## Excerpts from an interface dataset
_ _ _ _ _

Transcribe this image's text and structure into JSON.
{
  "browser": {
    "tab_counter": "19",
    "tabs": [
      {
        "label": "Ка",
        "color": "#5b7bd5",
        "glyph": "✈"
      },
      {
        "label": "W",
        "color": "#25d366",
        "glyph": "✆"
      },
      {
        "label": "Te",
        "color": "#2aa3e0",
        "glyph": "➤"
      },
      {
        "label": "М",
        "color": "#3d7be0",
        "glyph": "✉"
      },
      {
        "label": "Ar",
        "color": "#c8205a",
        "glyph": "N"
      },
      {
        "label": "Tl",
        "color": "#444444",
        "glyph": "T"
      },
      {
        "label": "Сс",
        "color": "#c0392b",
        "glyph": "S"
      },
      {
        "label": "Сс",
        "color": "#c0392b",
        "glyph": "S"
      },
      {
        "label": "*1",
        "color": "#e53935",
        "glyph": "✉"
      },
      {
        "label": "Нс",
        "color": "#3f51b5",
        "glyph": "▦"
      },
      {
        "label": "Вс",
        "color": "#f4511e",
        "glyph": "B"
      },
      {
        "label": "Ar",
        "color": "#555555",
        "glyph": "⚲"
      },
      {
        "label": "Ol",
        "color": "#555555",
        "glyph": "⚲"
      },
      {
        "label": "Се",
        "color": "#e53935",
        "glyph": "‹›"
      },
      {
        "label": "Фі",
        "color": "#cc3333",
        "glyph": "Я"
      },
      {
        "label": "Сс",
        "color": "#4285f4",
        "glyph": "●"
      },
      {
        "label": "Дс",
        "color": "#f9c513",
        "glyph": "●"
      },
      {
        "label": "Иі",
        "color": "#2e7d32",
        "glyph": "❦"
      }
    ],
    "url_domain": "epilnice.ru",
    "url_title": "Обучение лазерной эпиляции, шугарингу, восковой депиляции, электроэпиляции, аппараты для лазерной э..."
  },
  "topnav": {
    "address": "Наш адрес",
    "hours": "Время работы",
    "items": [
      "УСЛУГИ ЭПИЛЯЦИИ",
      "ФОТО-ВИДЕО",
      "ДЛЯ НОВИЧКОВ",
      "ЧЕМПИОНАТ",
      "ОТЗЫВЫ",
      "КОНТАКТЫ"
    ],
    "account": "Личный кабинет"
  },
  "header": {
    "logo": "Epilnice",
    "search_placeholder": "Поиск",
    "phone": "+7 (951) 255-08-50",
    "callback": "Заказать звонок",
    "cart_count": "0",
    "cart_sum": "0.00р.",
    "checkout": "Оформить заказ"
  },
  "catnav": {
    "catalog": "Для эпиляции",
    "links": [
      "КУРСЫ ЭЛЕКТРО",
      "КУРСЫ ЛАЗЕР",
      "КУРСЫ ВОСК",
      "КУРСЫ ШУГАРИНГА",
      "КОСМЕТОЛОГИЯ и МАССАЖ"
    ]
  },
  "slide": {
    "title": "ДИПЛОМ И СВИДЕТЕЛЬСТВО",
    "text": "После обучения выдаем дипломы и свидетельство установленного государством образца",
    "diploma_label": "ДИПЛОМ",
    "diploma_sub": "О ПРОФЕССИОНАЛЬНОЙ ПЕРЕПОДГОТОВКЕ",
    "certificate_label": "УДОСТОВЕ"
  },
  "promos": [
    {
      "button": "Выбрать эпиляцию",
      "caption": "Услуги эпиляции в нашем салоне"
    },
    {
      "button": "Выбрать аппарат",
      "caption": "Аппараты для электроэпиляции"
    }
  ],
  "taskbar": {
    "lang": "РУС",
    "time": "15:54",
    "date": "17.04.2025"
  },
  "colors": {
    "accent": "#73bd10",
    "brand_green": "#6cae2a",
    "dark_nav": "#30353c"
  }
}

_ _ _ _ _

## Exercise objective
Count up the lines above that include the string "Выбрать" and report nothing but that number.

## Output below
2